Evolution, Ecology and Biodiversity
Wildlife, Fish and Conservation Biology
Yoel got his hands dirty in the lab during Spring Quarter 2005, before taking the Summer course at Bodega Marine Lab during which he investigated the effects of shell morphology on growth and reproduction in the barnacle Tetraclita rubescens with Dr. Eric Sanford. In 2006, Yoel worked with Dr. Mike Dawson looking at dispersal and range limits in T. rubescens and how demographic events influence population genetic variation in the mole crab Emerita analoga. Yoel graduated in Spring 2006. In addition to receiving the College of Biological Sciences Undergraduate Student of the Year award, Yoel also received the 2006 University Medal. This is the highest university award given to honor a graduating senior in recognition of scholastic excellence and all around achievement. Yoel started his Graduate Studies at Harvard University in the Fall of 2007.
Emily loves Australia! Emily worked on a diversity
of projects in our lab. She studied the population
biology of the peach potato aphid, Myzus persicae from Greece and
Italy (with Dr Alex Wilson and Dr Roger Blackman, Natural History Museum
in London). Emily also endured long (paid) hours
of Hydractinia care. After graduating from UCD, she headed
to UC Irvine to become head lab tech in Dr. Neil Tsutsui's new lab, before earning an MS at the University of Massachusetts, Amherst in 2007. She is now back on the west coast as a Research Associate at UCLA. Her current interest is in studying infectious diseases in wild populations.
Carson won the award for diehard undergraduate of the year! Here,
despite a broken ulna and radius, Carson was in the lab diligently
working on developing microsatellites for the anemone Epiactis as
part of a project with Dr Dave Carlon. Carson is interested in a host
of questions related to fitness and introgression in clonal species.

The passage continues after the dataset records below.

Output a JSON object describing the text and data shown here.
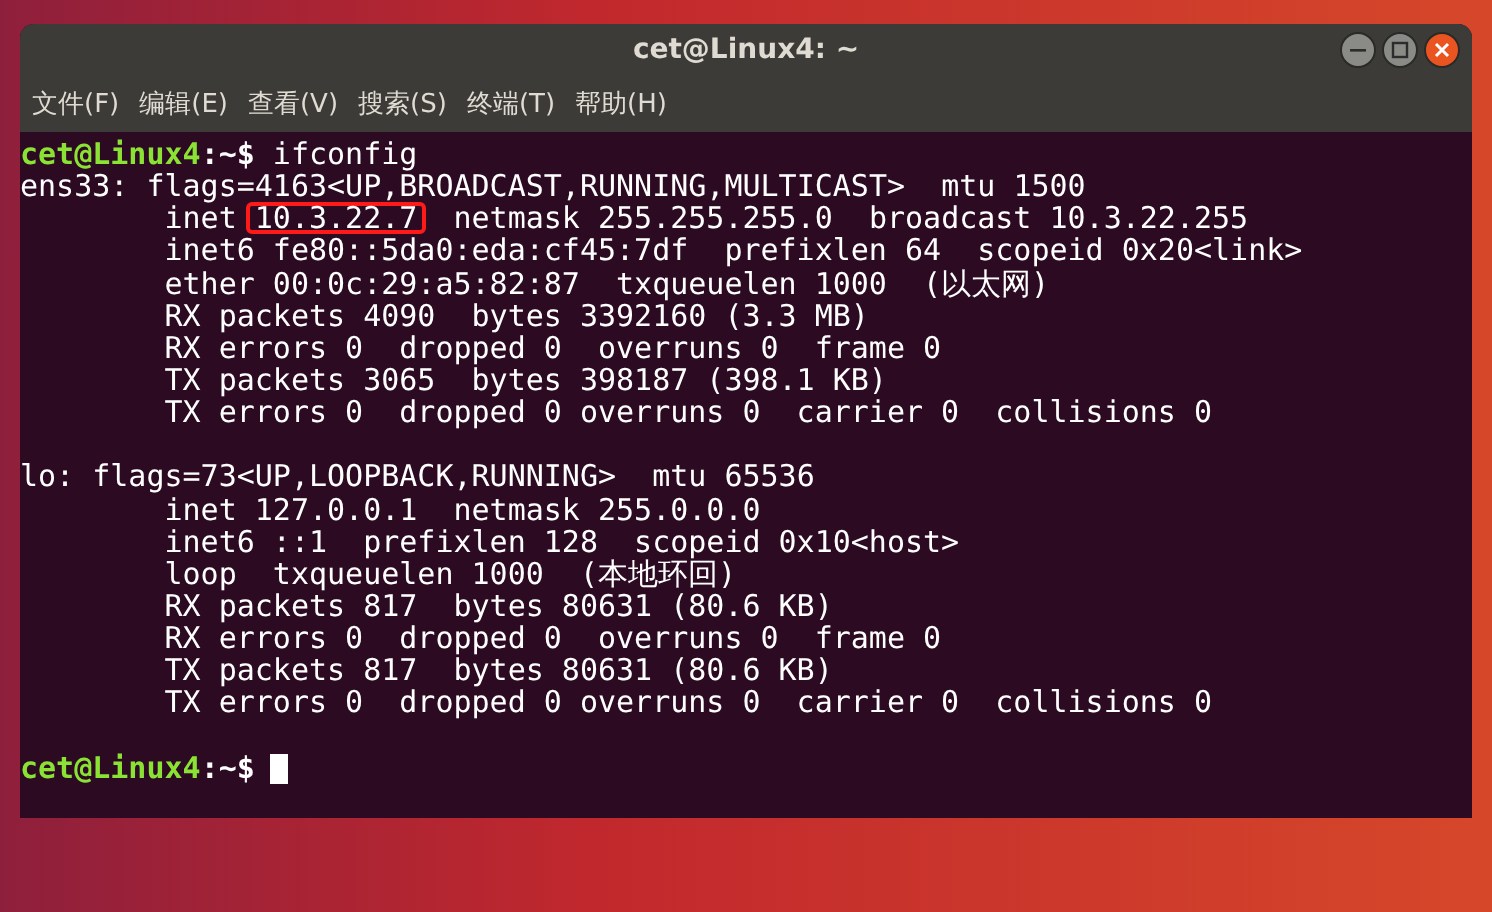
{
  "window": {
    "title": "cet@Linux4: ~"
  },
  "menu": [
    "文件(F)",
    "编辑(E)",
    "查看(V)",
    "搜索(S)",
    "终端(T)",
    "帮助(H)"
  ],
  "terminal": {
    "lines": [
      {
        "kind": "prompt",
        "user": "cet@Linux4",
        "path": ":~$",
        "command": "ifconfig",
        "cursor": false
      },
      {
        "kind": "output",
        "indented": false,
        "text": "ens33: flags=4163<UP,BROADCAST,RUNNING,MULTICAST>  mtu 1500"
      },
      {
        "kind": "annotated",
        "indented": true,
        "before": "inet ",
        "marked": "10.3.22.7",
        "after": "  netmask 255.255.255.0  broadcast 10.3.22.255"
      },
      {
        "kind": "output",
        "indented": true,
        "text": "inet6 fe80::5da0:eda:cf45:7df  prefixlen 64  scopeid 0x20<link>"
      },
      {
        "kind": "output",
        "indented": true,
        "text": "ether 00:0c:29:a5:82:87  txqueuelen 1000  (以太网)"
      },
      {
        "kind": "output",
        "indented": true,
        "text": "RX packets 4090  bytes 3392160 (3.3 MB)"
      },
      {
        "kind": "output",
        "indented": true,
        "text": "RX errors 0  dropped 0  overruns 0  frame 0"
      },
      {
        "kind": "output",
        "indented": true,
        "text": "TX packets 3065  bytes 398187 (398.1 KB)"
      },
      {
        "kind": "output",
        "indented": true,
        "text": "TX errors 0  dropped 0 overruns 0  carrier 0  collisions 0"
      },
      {
        "kind": "blank"
      },
      {
        "kind": "output",
        "indented": false,
        "text": "lo: flags=73<UP,LOOPBACK,RUNNING>  mtu 65536"
      },
      {
        "kind": "output",
        "indented": true,
        "text": "inet 127.0.0.1  netmask 255.0.0.0"
      },
      {
        "kind": "output",
        "indented": true,
        "text": "inet6 ::1  prefixlen 128  scopeid 0x10<host>"
      },
      {
        "kind": "output",
        "indented": true,
        "text": "loop  txqueuelen 1000  (本地环回)"
      },
      {
        "kind": "output",
        "indented": true,
        "text": "RX packets 817  bytes 80631 (80.6 KB)"
      },
      {
        "kind": "output",
        "indented": true,
        "text": "RX errors 0  dropped 0  overruns 0  frame 0"
      },
      {
        "kind": "output",
        "indented": true,
        "text": "TX packets 817  bytes 80631 (80.6 KB)"
      },
      {
        "kind": "output",
        "indented": true,
        "text": "TX errors 0  dropped 0 overruns 0  carrier 0  collisions 0"
      },
      {
        "kind": "blank"
      },
      {
        "kind": "prompt",
        "user": "cet@Linux4",
        "path": ":~$",
        "cursor": true
      }
    ]
  }
}
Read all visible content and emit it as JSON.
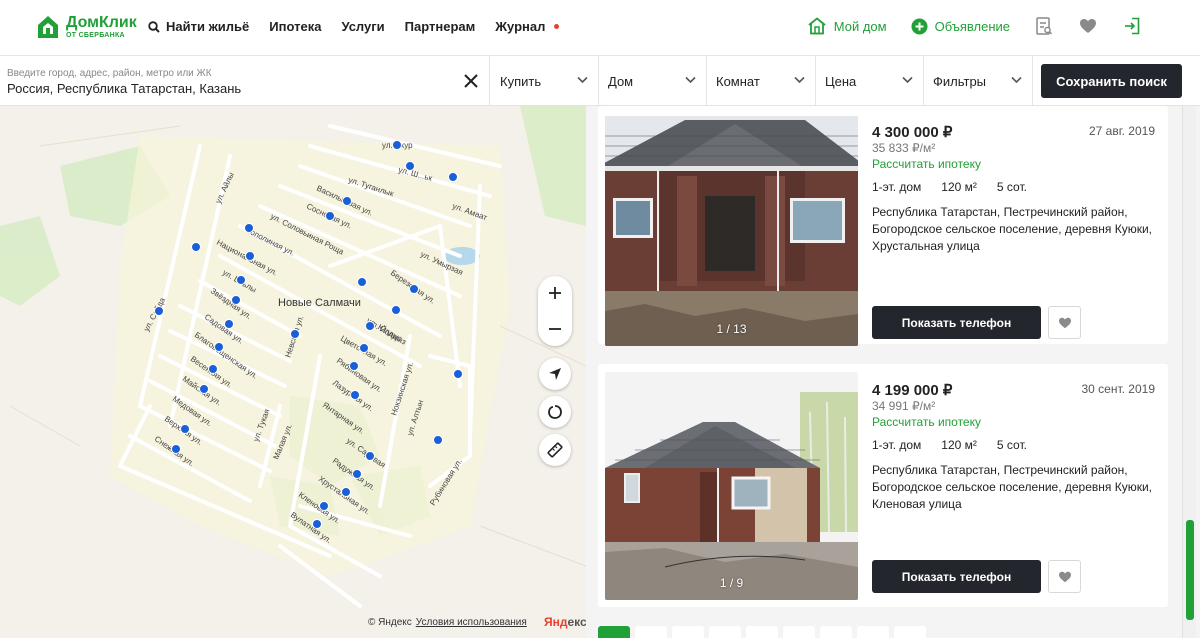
{
  "brand": {
    "name": "ДомКлик",
    "sub": "ОТ СБЕРБАНКА",
    "color": "#21a038"
  },
  "nav": {
    "search": "Найти жильё",
    "mortgage": "Ипотека",
    "services": "Услуги",
    "partners": "Партнерам",
    "journal": "Журнал"
  },
  "header_right": {
    "my_home": "Мой дом",
    "ad": "Объявление"
  },
  "search": {
    "placeholder": "Введите город, адрес, район, метро или ЖК",
    "value": "Россия, Республика Татарстан, Казань"
  },
  "filters": {
    "deal": "Купить",
    "type": "Дом",
    "rooms": "Комнат",
    "price": "Цена",
    "more": "Фильтры",
    "save": "Сохранить поиск"
  },
  "map": {
    "village": "Новые Салмачи",
    "streets": [
      "ул. Ахур",
      "ул. Ш...ьк",
      "ул. Туганлык",
      "Васильковая ул.",
      "Сосновая ул.",
      "ул. Соловьиная Роща",
      "ул. Амаат",
      "ул. Айлы",
      "Тополиная ул.",
      "Национальная ул.",
      "ул. Умырзая",
      "Березовая ул.",
      "ул. Ельлы",
      "Звёздная ул.",
      "ул. Сайда",
      "ул. Юлдыз",
      "Садовая ул.",
      "Благовещенская ул.",
      "Невская ул.",
      "ул. Йолдыз",
      "Цветочная ул.",
      "Весенняя ул.",
      "Рябиновая ул.",
      "Майская ул.",
      "Лазурная ул.",
      "Медовая ул.",
      "Янтарная ул.",
      "Верхняя ул.",
      "Снежная ул.",
      "ул. Тукая",
      "Малая ул.",
      "ул. Садовая",
      "Радужная ул.",
      "Хрустальная ул.",
      "Кленовая ул.",
      "Вулатная ул.",
      "Нокзинская ул.",
      "ул. Алтын",
      "Рубиновая ул."
    ],
    "copyright": "© Яндекс",
    "terms": "Условия использования",
    "yandex_logo_main": "Янд",
    "yandex_logo_red": "екс"
  },
  "listings": [
    {
      "price": "4 300 000 ₽",
      "price_per_m2": "35 833 ₽/м²",
      "mortgage": "Рассчитать ипотеку",
      "date": "27 авг. 2019",
      "floors": "1-эт. дом",
      "area": "120 м²",
      "land": "5 сот.",
      "address": "Республика Татарстан, Пестречинский район, Богородское сельское поселение, деревня Куюки, Хрустальная улица",
      "photos": "1 / 13",
      "phone_btn": "Показать телефон"
    },
    {
      "price": "4 199 000 ₽",
      "price_per_m2": "34 991 ₽/м²",
      "mortgage": "Рассчитать ипотеку",
      "date": "30 сент. 2019",
      "floors": "1-эт. дом",
      "area": "120 м²",
      "land": "5 сот.",
      "address": "Республика Татарстан, Пестречинский район, Богородское сельское поселение, деревня Куюки, Кленовая улица",
      "photos": "1 / 9",
      "phone_btn": "Показать телефон"
    }
  ],
  "icons": {
    "logo": "house-logo-icon",
    "search": "search-icon",
    "home": "home-icon",
    "plus": "plus-circle-icon",
    "compare": "compare-icon",
    "heart": "heart-icon",
    "login": "login-icon",
    "clear": "close-icon",
    "chevron": "chevron-down-icon",
    "zoom_in": "zoom-in-icon",
    "zoom_out": "zoom-out-icon",
    "locate": "geolocation-icon",
    "area": "draw-area-icon",
    "ruler": "ruler-icon"
  }
}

Carson has also been working with Dr John Wares and Dr Rob Toonen on developing
markers for other marine species. After graduation, Carson headed for the Canadian border to pursue graduate work in Dr. Mike Hart's new lab at Simon Fraser University.
Sabrina was also involved in a great diversity of projects in the lab.
She successfully obtained a President's Undergraduate Fellowship
to test hypotheses concerning the genetic relatedness of Sonoran
Desert wild cotton populations with respect to their ecology, geographic
relationships and coevolutionary history (with Dr Alex Wilson and Dr
Jenn Rudgers, Indiana University). She also regularly endured
long (paid) hours of Hydractinia care for the glory of others.
At the conclusion of her senior year at UCD, Sabrina was awarded the department kick-ass Citation for
Excellence in undergraduate studies. After taking some much deserved time off sightseeing in Europe, she found a job in
Dr. John Wares new lab at the University of Georgia, Athens, studying (among other things) the population genetic structure of the
seastar Pisaster. Sabrina is currently pursuing graduate studies in Todd Oakley's lab at UC Santa Barbara.
During her senior year, Alice worked closely with Dr Alex Wilson on several Hydractinia projects. Alice became quite handy with the tools of the molecular trade and produced some beautiful SSCP gels. She has now moved on to graduate school at LSU in the lab of Dr Michael Hellberg where she is studying speciation processes in invertebrates